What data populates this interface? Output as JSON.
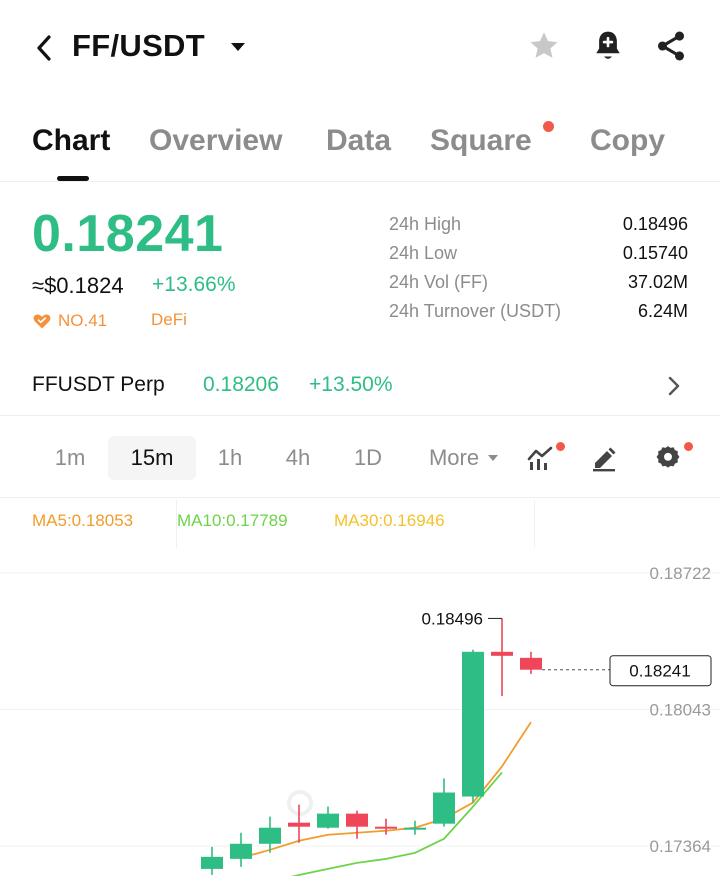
{
  "header": {
    "pair": "FF/USDT"
  },
  "tabs": [
    {
      "label": "Chart",
      "active": true
    },
    {
      "label": "Overview",
      "active": false
    },
    {
      "label": "Data",
      "active": false
    },
    {
      "label": "Square",
      "active": false,
      "badge": true
    },
    {
      "label": "Copy",
      "active": false
    }
  ],
  "ticker": {
    "last_price": "0.18241",
    "usd_price": "≈$0.1824",
    "change": "+13.66%",
    "rank": "NO.41",
    "sector": "DeFi",
    "stats": [
      {
        "label": "24h High",
        "value": "0.18496"
      },
      {
        "label": "24h Low",
        "value": "0.15740"
      },
      {
        "label": "24h Vol (FF)",
        "value": "37.02M"
      },
      {
        "label": "24h Turnover (USDT)",
        "value": "6.24M"
      }
    ]
  },
  "perp": {
    "name": "FFUSDT Perp",
    "price": "0.18206",
    "change": "+13.50%"
  },
  "intervals": [
    {
      "label": "1m",
      "active": false
    },
    {
      "label": "15m",
      "active": true
    },
    {
      "label": "1h",
      "active": false
    },
    {
      "label": "4h",
      "active": false
    },
    {
      "label": "1D",
      "active": false
    }
  ],
  "more_label": "More",
  "ma": {
    "ma5": "MA5:0.18053",
    "ma10": "MA10:0.17789",
    "ma30": "MA30:0.16946"
  },
  "colors": {
    "up": "#2ebd85",
    "down": "#f0465a",
    "ma5": "#f09d2c",
    "ma10": "#6dd44a",
    "ma30": "#f5c12a",
    "accent_orange": "#f5913a"
  },
  "chart_data": {
    "type": "candlestick",
    "y_ticks": [
      "0.18722",
      "0.18043",
      "0.17364"
    ],
    "high_label": "0.18496",
    "last_price_label": "0.18241",
    "candles": [
      {
        "o": 0.1725,
        "c": 0.1731,
        "h": 0.1736,
        "l": 0.1722,
        "up": true
      },
      {
        "o": 0.173,
        "c": 0.17375,
        "h": 0.1743,
        "l": 0.1726,
        "up": true
      },
      {
        "o": 0.17375,
        "c": 0.17455,
        "h": 0.1751,
        "l": 0.1733,
        "up": true
      },
      {
        "o": 0.1748,
        "c": 0.1746,
        "h": 0.1757,
        "l": 0.1738,
        "up": false
      },
      {
        "o": 0.17455,
        "c": 0.17525,
        "h": 0.1756,
        "l": 0.1745,
        "up": true
      },
      {
        "o": 0.17525,
        "c": 0.1746,
        "h": 0.1754,
        "l": 0.174,
        "up": false
      },
      {
        "o": 0.1746,
        "c": 0.17455,
        "h": 0.175,
        "l": 0.1742,
        "up": false
      },
      {
        "o": 0.1745,
        "c": 0.17455,
        "h": 0.1749,
        "l": 0.1742,
        "up": true
      },
      {
        "o": 0.17475,
        "c": 0.1763,
        "h": 0.177,
        "l": 0.1746,
        "up": true
      },
      {
        "o": 0.1761,
        "c": 0.1833,
        "h": 0.1834,
        "l": 0.1758,
        "up": true
      },
      {
        "o": 0.1833,
        "c": 0.1831,
        "h": 0.18496,
        "l": 0.1811,
        "up": false
      },
      {
        "o": 0.183,
        "c": 0.18241,
        "h": 0.1833,
        "l": 0.1822,
        "up": false
      }
    ],
    "ma5": [
      0.17305,
      0.17345,
      0.1739,
      0.1742,
      0.1743,
      0.1744,
      0.17455,
      0.175,
      0.1758,
      0.1776,
      0.1798
    ],
    "ma10": [
      0.1714,
      0.17185,
      0.1722,
      0.1725,
      0.1728,
      0.173,
      0.1733,
      0.174,
      0.1756,
      0.1773
    ]
  }
}
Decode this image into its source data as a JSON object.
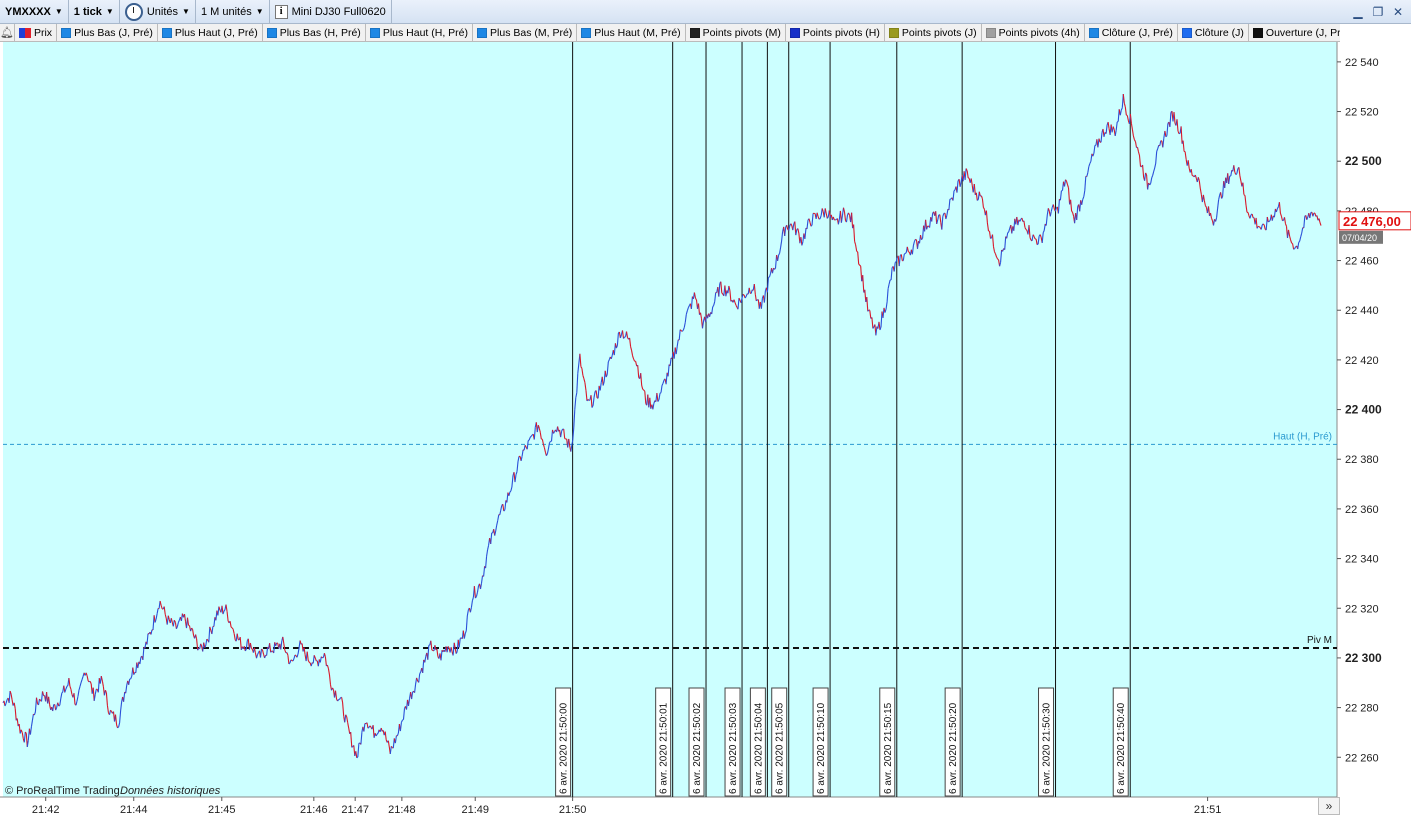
{
  "toolbar": {
    "symbol": "YMXXXX",
    "interval": "1 tick",
    "units": "Unités",
    "units_count": "1 M unités",
    "instrument": "Mini DJ30 Full0620"
  },
  "legend": [
    {
      "label": "Prix",
      "color": "split"
    },
    {
      "label": "Plus Bas (J, Pré)",
      "color": "#1e88e5"
    },
    {
      "label": "Plus Haut (J, Pré)",
      "color": "#1e88e5"
    },
    {
      "label": "Plus Bas (H, Pré)",
      "color": "#1e88e5"
    },
    {
      "label": "Plus Haut (H, Pré)",
      "color": "#1e88e5"
    },
    {
      "label": "Plus Bas (M, Pré)",
      "color": "#1e88e5"
    },
    {
      "label": "Plus Haut (M, Pré)",
      "color": "#1e88e5"
    },
    {
      "label": "Points pivots (M)",
      "color": "#222222"
    },
    {
      "label": "Points pivots (H)",
      "color": "#1730c8"
    },
    {
      "label": "Points pivots (J)",
      "color": "#9a9a1e"
    },
    {
      "label": "Points pivots (4h)",
      "color": "#a0a0a0"
    },
    {
      "label": "Clôture (J, Pré)",
      "color": "#1e88e5"
    },
    {
      "label": "Clôture (J)",
      "color": "#1e6cf0"
    },
    {
      "label": "Ouverture (J, Pré)",
      "color": "#111111"
    }
  ],
  "colors": {
    "background": "#ccffff",
    "price_up": "#2a4fd8",
    "price_down": "#d8182a",
    "current_price": "#e01010",
    "haut_line": "#2a9ad0"
  },
  "chart_data": {
    "type": "line",
    "title": "",
    "y_ticks": [
      22260,
      22280,
      22300,
      22320,
      22340,
      22360,
      22380,
      22400,
      22420,
      22440,
      22460,
      22480,
      22500,
      22520,
      22540
    ],
    "y_tick_labels": [
      "22 260",
      "22 280",
      "22 300",
      "22 320",
      "22 340",
      "22 360",
      "22 380",
      "22 400",
      "22 420",
      "22 440",
      "22 460",
      "22 480",
      "22 500",
      "22 520",
      "22 540"
    ],
    "ylim": [
      22244,
      22548
    ],
    "x_tick_labels": [
      "21:42",
      "21:44",
      "21:45",
      "21:46",
      "21:47",
      "21:48",
      "21:49",
      "21:50",
      "21:51"
    ],
    "current_price_label": "22 476,00",
    "current_date_label": "07/04/20",
    "reference_lines": [
      {
        "label": "Haut (H, Pré)",
        "value": 22386,
        "style": "dashed"
      },
      {
        "label": "Piv M",
        "value": 22304,
        "style": "dashed-bold"
      }
    ],
    "event_markers": [
      "6 avr. 2020 21:50:00",
      "6 avr. 2020 21:50:01",
      "6 avr. 2020 21:50:02",
      "6 avr. 2020 21:50:03",
      "6 avr. 2020 21:50:04",
      "6 avr. 2020 21:50:05",
      "6 avr. 2020 21:50:10",
      "6 avr. 2020 21:50:15",
      "6 avr. 2020 21:50:20",
      "6 avr. 2020 21:50:30",
      "6 avr. 2020 21:50:40"
    ],
    "price_path": [
      22282,
      22285,
      22272,
      22266,
      22281,
      22286,
      22279,
      22284,
      22290,
      22281,
      22296,
      22285,
      22291,
      22278,
      22274,
      22290,
      22296,
      22302,
      22311,
      22323,
      22315,
      22312,
      22316,
      22310,
      22303,
      22309,
      22318,
      22320,
      22311,
      22305,
      22306,
      22300,
      22303,
      22304,
      22306,
      22297,
      22305,
      22300,
      22298,
      22302,
      22288,
      22283,
      22270,
      22260,
      22276,
      22270,
      22273,
      22262,
      22270,
      22281,
      22289,
      22297,
      22305,
      22300,
      22305,
      22303,
      22310,
      22325,
      22330,
      22345,
      22355,
      22362,
      22372,
      22382,
      22387,
      22394,
      22383,
      22394,
      22390,
      22384,
      22421,
      22402,
      22405,
      22413,
      22422,
      22432,
      22428,
      22418,
      22404,
      22402,
      22408,
      22417,
      22428,
      22438,
      22446,
      22434,
      22440,
      22449,
      22448,
      22442,
      22446,
      22450,
      22440,
      22452,
      22461,
      22474,
      22474,
      22468,
      22476,
      22478,
      22480,
      22474,
      22479,
      22477,
      22459,
      22440,
      22430,
      22440,
      22456,
      22461,
      22464,
      22467,
      22474,
      22478,
      22475,
      22483,
      22491,
      22495,
      22488,
      22484,
      22469,
      22460,
      22470,
      22475,
      22476,
      22469,
      22468,
      22480,
      22480,
      22493,
      22476,
      22485,
      22499,
      22508,
      22514,
      22512,
      22525,
      22515,
      22501,
      22490,
      22501,
      22510,
      22519,
      22512,
      22496,
      22494,
      22481,
      22476,
      22488,
      22495,
      22498,
      22481,
      22476,
      22472,
      22478,
      22482,
      22470,
      22465,
      22475,
      22480,
      22476
    ],
    "x_ticks_pos": [
      0.032,
      0.098,
      0.164,
      0.233,
      0.264,
      0.299,
      0.354,
      0.427,
      0.903
    ],
    "markers_pos": [
      0.427,
      0.502,
      0.527,
      0.554,
      0.573,
      0.589,
      0.62,
      0.67,
      0.719,
      0.789,
      0.845
    ]
  },
  "footer": {
    "copyright": "© ProRealTime Trading",
    "data_note": "Données historiques"
  },
  "icons": [
    "bell-icon",
    "clock-icon",
    "info-icon",
    "minimize-icon",
    "restore-icon",
    "close-icon",
    "scroll-right-icon"
  ]
}
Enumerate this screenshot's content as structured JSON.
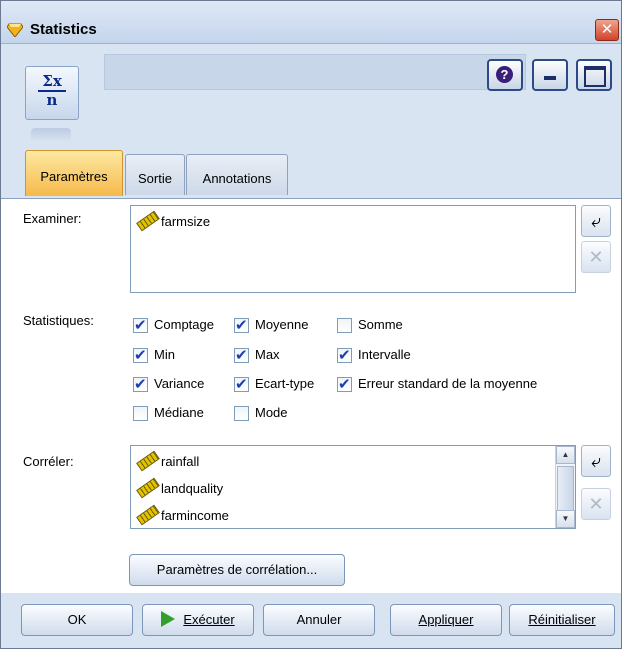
{
  "window": {
    "title": "Statistics"
  },
  "header": {
    "node_symbol_top": "Σx",
    "node_symbol_bottom": "n",
    "help_label": "?"
  },
  "tabs": [
    {
      "label": "Paramètres",
      "active": true
    },
    {
      "label": "Sortie",
      "active": false
    },
    {
      "label": "Annotations",
      "active": false
    }
  ],
  "examine": {
    "label": "Examiner:",
    "fields": [
      "farmsize"
    ]
  },
  "statistics": {
    "label": "Statistiques:",
    "options": [
      {
        "label": "Comptage",
        "checked": true
      },
      {
        "label": "Moyenne",
        "checked": true
      },
      {
        "label": "Somme",
        "checked": false
      },
      {
        "label": "Min",
        "checked": true
      },
      {
        "label": "Max",
        "checked": true
      },
      {
        "label": "Intervalle",
        "checked": true
      },
      {
        "label": "Variance",
        "checked": true
      },
      {
        "label": "Ecart-type",
        "checked": true
      },
      {
        "label": "Erreur standard de la moyenne",
        "checked": true
      },
      {
        "label": "Médiane",
        "checked": false
      },
      {
        "label": "Mode",
        "checked": false
      }
    ]
  },
  "correlate": {
    "label": "Corréler:",
    "fields": [
      "rainfall",
      "landquality",
      "farmincome"
    ],
    "settings_button": "Paramètres de corrélation..."
  },
  "buttons": {
    "ok": "OK",
    "run": "Exécuter",
    "cancel": "Annuler",
    "apply": "Appliquer",
    "reset": "Réinitialiser"
  },
  "colors": {
    "active_tab": "#f6b94a",
    "window_bg": "#d9e4f2",
    "check": "#1a3fb0",
    "run_icon": "#33a02c"
  }
}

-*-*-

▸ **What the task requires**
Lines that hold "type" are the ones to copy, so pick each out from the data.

▸ **Solved exercise**
    "type": "candlestick",
    "type": "line",
        "label": "Ecart-type",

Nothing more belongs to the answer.